> **Task to carry out**
Look through the records and copy every line in which "title" appears.

(Website and app data records)
===============
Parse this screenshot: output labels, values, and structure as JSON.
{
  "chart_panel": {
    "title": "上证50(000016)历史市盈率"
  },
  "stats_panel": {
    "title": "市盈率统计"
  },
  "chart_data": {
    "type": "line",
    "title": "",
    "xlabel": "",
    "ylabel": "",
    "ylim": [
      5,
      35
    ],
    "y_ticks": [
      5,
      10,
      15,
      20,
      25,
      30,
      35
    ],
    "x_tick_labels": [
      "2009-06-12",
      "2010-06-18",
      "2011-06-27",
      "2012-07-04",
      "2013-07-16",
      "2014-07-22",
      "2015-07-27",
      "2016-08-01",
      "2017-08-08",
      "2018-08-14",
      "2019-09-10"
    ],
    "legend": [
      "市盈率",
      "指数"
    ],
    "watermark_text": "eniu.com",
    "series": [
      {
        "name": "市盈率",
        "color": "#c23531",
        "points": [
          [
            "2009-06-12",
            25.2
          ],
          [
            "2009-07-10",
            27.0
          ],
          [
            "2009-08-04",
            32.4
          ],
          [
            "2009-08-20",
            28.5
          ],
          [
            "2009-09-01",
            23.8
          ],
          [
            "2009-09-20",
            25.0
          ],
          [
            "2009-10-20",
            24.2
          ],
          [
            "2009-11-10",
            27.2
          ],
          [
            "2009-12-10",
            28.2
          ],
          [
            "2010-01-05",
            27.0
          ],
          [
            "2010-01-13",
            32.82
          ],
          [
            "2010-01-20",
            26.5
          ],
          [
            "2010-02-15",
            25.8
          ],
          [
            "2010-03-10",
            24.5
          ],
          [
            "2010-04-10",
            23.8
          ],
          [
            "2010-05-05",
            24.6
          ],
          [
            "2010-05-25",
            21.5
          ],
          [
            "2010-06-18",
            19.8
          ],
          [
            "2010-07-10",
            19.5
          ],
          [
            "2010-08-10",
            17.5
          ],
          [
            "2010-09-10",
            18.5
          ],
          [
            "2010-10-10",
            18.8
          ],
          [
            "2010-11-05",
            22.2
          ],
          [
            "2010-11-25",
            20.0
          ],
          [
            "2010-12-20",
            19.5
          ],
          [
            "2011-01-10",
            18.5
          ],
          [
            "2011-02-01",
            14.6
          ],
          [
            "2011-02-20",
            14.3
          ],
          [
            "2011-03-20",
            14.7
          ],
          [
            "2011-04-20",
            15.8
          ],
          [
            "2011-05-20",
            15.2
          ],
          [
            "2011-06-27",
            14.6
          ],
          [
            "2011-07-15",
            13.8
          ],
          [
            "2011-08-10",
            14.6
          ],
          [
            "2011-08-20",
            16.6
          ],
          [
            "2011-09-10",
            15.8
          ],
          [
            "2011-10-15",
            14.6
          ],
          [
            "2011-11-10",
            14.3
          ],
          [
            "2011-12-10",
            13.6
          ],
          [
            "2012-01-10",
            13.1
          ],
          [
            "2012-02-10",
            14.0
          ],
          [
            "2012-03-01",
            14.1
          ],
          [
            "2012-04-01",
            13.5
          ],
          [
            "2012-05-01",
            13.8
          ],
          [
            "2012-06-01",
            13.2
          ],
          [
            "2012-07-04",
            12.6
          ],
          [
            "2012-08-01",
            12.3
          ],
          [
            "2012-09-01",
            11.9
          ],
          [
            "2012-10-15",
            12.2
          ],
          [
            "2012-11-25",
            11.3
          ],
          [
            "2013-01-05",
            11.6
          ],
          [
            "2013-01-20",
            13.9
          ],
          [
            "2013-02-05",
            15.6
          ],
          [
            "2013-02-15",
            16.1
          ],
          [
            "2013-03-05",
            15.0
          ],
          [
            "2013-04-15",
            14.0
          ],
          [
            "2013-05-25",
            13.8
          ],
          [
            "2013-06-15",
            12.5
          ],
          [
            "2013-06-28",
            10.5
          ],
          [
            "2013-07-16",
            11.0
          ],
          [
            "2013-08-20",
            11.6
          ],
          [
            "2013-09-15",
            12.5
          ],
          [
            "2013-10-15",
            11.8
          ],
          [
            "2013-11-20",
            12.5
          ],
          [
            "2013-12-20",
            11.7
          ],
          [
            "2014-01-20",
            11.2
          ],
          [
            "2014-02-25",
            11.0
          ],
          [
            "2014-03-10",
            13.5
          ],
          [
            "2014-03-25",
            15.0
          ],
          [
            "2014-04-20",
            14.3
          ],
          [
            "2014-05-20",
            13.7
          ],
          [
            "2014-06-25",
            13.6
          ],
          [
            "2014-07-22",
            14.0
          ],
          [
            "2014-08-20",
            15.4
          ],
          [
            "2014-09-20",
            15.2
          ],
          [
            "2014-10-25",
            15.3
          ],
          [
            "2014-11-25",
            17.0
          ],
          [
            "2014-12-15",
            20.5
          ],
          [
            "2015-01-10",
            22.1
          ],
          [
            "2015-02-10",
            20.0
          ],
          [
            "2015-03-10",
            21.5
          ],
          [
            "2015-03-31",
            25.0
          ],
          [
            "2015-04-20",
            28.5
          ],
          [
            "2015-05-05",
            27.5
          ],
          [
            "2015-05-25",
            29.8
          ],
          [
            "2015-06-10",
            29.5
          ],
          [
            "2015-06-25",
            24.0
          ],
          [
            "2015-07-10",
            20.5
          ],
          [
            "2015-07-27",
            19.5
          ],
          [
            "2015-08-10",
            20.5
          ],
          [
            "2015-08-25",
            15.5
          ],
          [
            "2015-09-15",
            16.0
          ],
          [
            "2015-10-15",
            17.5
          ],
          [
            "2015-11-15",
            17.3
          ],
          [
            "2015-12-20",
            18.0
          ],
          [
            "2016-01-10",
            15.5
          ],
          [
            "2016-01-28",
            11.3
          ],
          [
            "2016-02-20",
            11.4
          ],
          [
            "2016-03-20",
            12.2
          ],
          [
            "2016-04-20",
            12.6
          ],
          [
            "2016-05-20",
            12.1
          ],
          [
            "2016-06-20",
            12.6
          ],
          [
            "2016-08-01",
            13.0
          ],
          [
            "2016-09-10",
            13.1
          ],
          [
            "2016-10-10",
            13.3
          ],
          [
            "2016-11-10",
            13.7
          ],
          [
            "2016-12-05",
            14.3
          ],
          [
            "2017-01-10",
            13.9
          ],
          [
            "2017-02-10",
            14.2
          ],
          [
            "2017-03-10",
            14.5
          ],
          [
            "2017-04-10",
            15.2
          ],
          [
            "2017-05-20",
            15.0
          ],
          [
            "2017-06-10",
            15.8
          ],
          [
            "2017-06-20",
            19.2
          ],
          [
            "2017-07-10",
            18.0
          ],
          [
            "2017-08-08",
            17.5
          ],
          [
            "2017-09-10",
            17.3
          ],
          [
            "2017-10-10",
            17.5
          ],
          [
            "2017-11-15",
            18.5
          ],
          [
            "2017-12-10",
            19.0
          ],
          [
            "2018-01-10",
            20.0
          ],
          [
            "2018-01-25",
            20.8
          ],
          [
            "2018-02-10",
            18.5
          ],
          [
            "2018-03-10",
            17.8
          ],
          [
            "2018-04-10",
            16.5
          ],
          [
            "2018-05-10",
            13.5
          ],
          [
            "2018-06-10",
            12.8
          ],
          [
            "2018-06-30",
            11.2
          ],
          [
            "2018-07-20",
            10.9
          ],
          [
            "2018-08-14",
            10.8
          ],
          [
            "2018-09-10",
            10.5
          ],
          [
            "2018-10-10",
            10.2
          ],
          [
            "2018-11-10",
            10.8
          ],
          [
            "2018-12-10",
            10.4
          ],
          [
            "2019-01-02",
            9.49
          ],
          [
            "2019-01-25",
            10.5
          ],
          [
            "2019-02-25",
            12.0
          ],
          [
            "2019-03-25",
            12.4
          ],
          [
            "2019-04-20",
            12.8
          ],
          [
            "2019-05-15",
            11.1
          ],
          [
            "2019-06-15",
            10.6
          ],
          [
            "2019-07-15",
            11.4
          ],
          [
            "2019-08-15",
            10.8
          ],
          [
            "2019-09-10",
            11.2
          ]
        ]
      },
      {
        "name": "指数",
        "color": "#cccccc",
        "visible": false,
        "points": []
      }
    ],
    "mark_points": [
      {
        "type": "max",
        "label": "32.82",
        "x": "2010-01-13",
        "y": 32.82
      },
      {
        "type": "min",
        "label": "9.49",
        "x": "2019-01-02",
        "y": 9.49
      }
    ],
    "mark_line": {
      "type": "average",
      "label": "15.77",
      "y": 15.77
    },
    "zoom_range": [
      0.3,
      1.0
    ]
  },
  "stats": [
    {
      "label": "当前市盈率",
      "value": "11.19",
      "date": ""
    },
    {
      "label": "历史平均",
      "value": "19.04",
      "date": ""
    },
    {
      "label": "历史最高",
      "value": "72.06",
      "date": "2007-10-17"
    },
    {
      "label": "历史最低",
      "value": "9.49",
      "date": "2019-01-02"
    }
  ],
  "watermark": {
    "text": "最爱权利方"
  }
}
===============
> **Response below**
    "title": "上证50(000016)历史市盈率"
    "title": "市盈率统计"
    "title": "",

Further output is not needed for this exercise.